» **What needs to be done**
In your answer, repeat each line of the data exactly.

╭─ Supplied material

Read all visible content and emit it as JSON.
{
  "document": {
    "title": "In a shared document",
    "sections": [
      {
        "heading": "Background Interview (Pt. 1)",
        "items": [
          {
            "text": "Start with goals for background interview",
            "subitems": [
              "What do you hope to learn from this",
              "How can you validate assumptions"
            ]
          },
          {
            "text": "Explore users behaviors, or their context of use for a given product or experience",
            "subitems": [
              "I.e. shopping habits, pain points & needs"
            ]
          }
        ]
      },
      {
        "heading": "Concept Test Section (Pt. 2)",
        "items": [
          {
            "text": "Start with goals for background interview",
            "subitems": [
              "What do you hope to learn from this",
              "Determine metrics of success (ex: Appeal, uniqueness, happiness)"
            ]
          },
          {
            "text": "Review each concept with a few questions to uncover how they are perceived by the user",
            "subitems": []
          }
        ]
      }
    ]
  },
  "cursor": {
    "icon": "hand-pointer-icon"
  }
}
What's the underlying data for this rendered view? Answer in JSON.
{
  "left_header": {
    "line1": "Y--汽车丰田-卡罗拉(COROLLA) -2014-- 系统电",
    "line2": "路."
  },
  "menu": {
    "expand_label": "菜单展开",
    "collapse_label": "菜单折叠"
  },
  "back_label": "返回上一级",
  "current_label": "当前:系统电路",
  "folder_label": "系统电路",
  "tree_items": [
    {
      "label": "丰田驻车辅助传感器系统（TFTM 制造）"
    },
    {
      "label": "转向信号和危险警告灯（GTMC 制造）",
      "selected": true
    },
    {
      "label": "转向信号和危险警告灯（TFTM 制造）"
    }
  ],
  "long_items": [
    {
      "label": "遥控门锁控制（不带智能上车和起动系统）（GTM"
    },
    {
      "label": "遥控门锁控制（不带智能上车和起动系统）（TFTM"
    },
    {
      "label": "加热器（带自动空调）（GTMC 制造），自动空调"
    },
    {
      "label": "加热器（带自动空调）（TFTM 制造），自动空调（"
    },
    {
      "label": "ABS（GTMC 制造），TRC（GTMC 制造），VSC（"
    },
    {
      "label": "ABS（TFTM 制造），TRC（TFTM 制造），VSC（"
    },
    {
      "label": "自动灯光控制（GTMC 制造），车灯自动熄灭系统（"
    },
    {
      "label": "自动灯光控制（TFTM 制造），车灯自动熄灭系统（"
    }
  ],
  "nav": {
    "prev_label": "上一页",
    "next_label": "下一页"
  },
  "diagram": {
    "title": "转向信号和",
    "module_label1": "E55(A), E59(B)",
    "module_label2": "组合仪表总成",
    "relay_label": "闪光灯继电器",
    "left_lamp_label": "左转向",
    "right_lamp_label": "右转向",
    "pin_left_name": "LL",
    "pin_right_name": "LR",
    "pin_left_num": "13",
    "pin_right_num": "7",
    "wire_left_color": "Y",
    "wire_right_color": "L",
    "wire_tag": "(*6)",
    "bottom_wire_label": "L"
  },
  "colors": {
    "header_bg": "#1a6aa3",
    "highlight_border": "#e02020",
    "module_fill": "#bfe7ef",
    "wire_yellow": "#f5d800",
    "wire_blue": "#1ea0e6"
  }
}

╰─

» **Solution for this problem**
Read all visible content and emit it as JSON.
{
  "document": {
    "title": "In a shared document",
    "sections": [
      {
        "heading": "Background Interview (Pt. 1)",
        "items": [
          {
            "text": "Start with goals for background interview",
            "subitems": [
              "What do you hope to learn from this",
              "How can you validate assumptions"
            ]
          },
          {
            "text": "Explore users behaviors, or their context of use for a given product or experience",
            "subitems": [
              "I.e. shopping habits, pain points & needs"
            ]
          }
        ]
      },
      {
        "heading": "Concept Test Section (Pt. 2)",
        "items": [
          {
            "text": "Start with goals for background interview",
            "subitems": [
              "What do you hope to learn from this",
              "Determine metrics of success (ex: Appeal, uniqueness, happiness)"
            ]
          },
          {
            "text": "Review each concept with a few questions to uncover how they are perceived by the user",
            "subitems": []
          }
        ]
      }
    ]
  },
  "cursor": {
    "icon": "hand-pointer-icon"
  }
}
What's the underlying data for this rendered view? Answer in JSON.
{
  "left_header": {
    "line1": "Y--汽车丰田-卡罗拉(COROLLA) -2014-- 系统电",
    "line2": "路."
  },
  "menu": {
    "expand_label": "菜单展开",
    "collapse_label": "菜单折叠"
  },
  "back_label": "返回上一级",
  "current_label": "当前:系统电路",
  "folder_label": "系统电路",
  "tree_items": [
    {
      "label": "丰田驻车辅助传感器系统（TFTM 制造）"
    },
    {
      "label": "转向信号和危险警告灯（GTMC 制造）",
      "selected": true
    },
    {
      "label": "转向信号和危险警告灯（TFTM 制造）"
    }
  ],
  "long_items": [
    {
      "label": "遥控门锁控制（不带智能上车和起动系统）（GTM"
    },
    {
      "label": "遥控门锁控制（不带智能上车和起动系统）（TFTM"
    },
    {
      "label": "加热器（带自动空调）（GTMC 制造），自动空调"
    },
    {
      "label": "加热器（带自动空调）（TFTM 制造），自动空调（"
    },
    {
      "label": "ABS（GTMC 制造），TRC（GTMC 制造），VSC（"
    },
    {
      "label": "ABS（TFTM 制造），TRC（TFTM 制造），VSC（"
    },
    {
      "label": "自动灯光控制（GTMC 制造），车灯自动熄灭系统（"
    },
    {
      "label": "自动灯光控制（TFTM 制造），车灯自动熄灭系统（"
    }
  ],
  "nav": {
    "prev_label": "上一页",
    "next_label": "下一页"
  },
  "diagram": {
    "title": "转向信号和",
    "module_label1": "E55(A), E59(B)",
    "module_label2": "组合仪表总成",
    "relay_label": "闪光灯继电器",
    "left_lamp_label": "左转向",
    "right_lamp_label": "右转向",
    "pin_left_name": "LL",
    "pin_right_name": "LR",
    "pin_left_num": "13",
    "pin_right_num": "7",
    "wire_left_color": "Y",
    "wire_right_color": "L",
    "wire_tag": "(*6)",
    "bottom_wire_label": "L"
  },
  "colors": {
    "header_bg": "#1a6aa3",
    "highlight_border": "#e02020",
    "module_fill": "#bfe7ef",
    "wire_yellow": "#f5d800",
    "wire_blue": "#1ea0e6"
  }
}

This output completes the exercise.